OK, plenty to cover today! This can only give you an overview of these elements, but it'll still help when it comes to the practical stuff.


What route does the sound signal take? This one:


Note that because we use a digital desk, we also use and analogue-digital converter.


Our mixer 'processes' the signal and so also has an internal signal route. We can understand it best if this think of it as flowing, coloured water. The route normally looks like this:

Input -> Gain -> HPF -> Gate -> EQ -> Compression -> Group/Bus -> Output Fader

Let's talk through these elements:

Input - Each channel needs one of theseThis is via either the digital converter (ethernet cable), onboard inputs (XLR cables) or the auxiliary (Aux/Mac/iPod) inputs (jack cables).

Gain - This is like the tap, the more you open it the more water you get, open it too much and it splashes everywhere.

HPF (High pass filter) - This cuts out all the low frequencies; if there are lots of colours in the water, think of it as cutting out one colour, like blue, leaving the rest if the spectrum.

Gate - If the signal is too quite, a gate will turn the signal off completely. Why? Sometimes there's extra noise in with what we actually want to capture. When the singer isn't singing all that background noise is cut out.

EQ - This is where we change the tone (or colour) of the sound; we can make it warmer, thinner, sparklier, and just generally nicer!

Compression - Not everyone sings or plays at the same volume, but we want to keep everything at the same volume! Compression limits how much that volume changes. Handy!

Group/Bus - we can siphon off some of the signal to go different places, for example, the foldback speakers. We can also group signals together so we can control them with one fader. That means we can put different combinations of sources to different outputs - What the drummer needs to hear is different from what we want the congregation to hear.

Output Fader - We can control the volume of each channel with its respective fader, and then the groups and main output with their faders. The output is either by digital converter (ethernet) or XLR.


There's some extra processing we can insert into the channel such as reverb, delay and other effects. I'll talk more about it later but we tend to keep it pretty clean anyway. There's also something called a cross-over, which splits the low frequencies from the high ones - this lets us send the right sounds to our 'subs' and 'satellites'.
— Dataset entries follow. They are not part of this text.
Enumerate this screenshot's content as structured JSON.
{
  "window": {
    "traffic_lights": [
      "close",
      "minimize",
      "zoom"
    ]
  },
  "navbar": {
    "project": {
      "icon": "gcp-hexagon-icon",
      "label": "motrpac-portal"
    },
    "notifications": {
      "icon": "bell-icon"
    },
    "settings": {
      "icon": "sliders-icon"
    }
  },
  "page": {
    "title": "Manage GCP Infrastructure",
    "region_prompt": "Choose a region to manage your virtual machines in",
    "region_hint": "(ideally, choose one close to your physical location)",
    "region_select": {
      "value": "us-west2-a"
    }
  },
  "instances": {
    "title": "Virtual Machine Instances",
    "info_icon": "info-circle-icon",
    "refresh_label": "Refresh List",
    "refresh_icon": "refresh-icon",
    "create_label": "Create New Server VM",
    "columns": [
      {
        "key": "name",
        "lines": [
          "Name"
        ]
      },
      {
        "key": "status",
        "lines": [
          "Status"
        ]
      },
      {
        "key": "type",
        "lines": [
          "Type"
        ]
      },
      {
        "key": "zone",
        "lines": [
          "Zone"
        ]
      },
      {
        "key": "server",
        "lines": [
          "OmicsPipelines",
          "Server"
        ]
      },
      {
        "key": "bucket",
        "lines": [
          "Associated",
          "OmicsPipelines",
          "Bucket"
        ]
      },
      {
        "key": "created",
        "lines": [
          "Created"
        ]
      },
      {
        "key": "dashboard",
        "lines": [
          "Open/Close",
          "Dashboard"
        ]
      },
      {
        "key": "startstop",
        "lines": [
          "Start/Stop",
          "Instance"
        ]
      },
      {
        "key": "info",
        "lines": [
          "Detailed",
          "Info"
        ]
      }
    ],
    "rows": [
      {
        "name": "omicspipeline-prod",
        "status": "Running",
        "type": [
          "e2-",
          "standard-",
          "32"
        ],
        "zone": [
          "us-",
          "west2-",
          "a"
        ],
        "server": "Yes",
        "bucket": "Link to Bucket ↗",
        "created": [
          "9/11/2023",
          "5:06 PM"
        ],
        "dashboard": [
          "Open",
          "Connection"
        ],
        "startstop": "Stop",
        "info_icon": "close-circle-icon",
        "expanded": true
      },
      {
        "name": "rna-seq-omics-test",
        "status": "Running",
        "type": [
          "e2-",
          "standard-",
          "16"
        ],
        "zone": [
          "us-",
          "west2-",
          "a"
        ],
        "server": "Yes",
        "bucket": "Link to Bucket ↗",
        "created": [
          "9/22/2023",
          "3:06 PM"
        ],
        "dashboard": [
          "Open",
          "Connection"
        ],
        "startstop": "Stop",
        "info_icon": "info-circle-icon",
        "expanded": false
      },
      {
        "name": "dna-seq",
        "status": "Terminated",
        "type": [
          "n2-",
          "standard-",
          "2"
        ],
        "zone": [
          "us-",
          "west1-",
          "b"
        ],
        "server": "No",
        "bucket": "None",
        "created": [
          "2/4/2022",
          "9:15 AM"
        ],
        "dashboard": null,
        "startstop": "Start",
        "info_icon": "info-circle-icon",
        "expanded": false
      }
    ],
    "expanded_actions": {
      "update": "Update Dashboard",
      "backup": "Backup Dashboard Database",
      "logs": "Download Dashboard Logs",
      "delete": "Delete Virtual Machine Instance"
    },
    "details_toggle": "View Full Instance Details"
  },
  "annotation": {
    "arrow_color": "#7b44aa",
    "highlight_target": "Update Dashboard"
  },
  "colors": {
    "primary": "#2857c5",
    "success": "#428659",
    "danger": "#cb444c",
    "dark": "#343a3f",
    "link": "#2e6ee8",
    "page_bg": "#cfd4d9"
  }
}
At last, we're done for this week, next week we'll take a look at Mixing Principles and as ever, check out Behind the Mixer for more info!

Photo by Alexey Ruban on Unsplash